First discovered in the 19th century, the mosaic floor of a destroyed synagogue on the Greek island of Aegina has recently been made available for public viewing. The synagogue belonged to a community of Jews who were precursors of the Romaniot—the Judeo-Greek-speaking Jews who lived in the eastern Mediterranean before the influx of refugees from Spain in the 15th century. Ilanit Chernick reports:
The mosaic has rich geometric patterns and two Greek inscriptions, which identify the mosaic floor as belonging to a 4th-century-CE synagogue on the island. . . . “The Jewish community, which was involved in purple dyeing and tanning, was prosperous enough to establish a synagogue in 300-350 CE with a richly decorated mosaic floor,” [the group curating the exhibit] explained. “According to the inscriptions, Theodoros Archisynagogos built the synagogue from donations.”
While scholars are not entirely in agreement about the meaning of the term archisynagogos, it seems to have referred to the lay leader, and usually prime funder, of a synagogue.
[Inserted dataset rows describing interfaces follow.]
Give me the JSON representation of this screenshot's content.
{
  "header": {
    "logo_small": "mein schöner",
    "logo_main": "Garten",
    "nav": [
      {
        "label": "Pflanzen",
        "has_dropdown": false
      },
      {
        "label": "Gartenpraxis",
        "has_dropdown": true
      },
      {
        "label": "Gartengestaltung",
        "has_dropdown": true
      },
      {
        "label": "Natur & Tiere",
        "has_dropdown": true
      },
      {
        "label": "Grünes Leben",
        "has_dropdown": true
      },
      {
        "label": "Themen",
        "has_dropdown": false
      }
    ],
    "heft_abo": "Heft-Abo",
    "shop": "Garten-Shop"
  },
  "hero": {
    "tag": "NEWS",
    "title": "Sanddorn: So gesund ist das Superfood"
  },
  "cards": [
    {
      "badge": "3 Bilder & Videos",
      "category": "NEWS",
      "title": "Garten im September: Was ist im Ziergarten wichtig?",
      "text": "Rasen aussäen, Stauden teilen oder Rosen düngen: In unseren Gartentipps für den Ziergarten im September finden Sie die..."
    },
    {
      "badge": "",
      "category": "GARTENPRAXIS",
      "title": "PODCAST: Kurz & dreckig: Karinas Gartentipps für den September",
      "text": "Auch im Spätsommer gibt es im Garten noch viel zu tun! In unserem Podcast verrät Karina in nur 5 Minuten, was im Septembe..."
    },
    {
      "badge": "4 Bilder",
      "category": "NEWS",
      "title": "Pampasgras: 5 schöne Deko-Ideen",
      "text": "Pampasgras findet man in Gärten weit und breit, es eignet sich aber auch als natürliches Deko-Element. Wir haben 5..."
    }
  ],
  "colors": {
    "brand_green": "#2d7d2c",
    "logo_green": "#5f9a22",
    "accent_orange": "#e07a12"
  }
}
Chernick continues:
[The synagogue is] believed to have remained in use until the 7th century, when the community fled inland with the rest of the population because of threats and raids from the sea. “According to published sources, an inscription belonging to a medieval synagogue was also found in Paleochora, the town where the island population settled,” [the curators stated].
The mosaic was discovered by the German archaeologist Ludwig Ross in 1829. In 1928, the archaeologist Eleazar Sukenik, a Jew living in Mandatory Palestine, traveled to Aegina to study it. Several years later, in 1932, the American archaeologist Belle Mazur, under the guidance of the German archaeologist Franz Gabriel, [excavated the remainder of the synagogue].
More about: ancient Judaism, Archaeology, Greece, Jewish art, Romaniote Jewry, Synagogues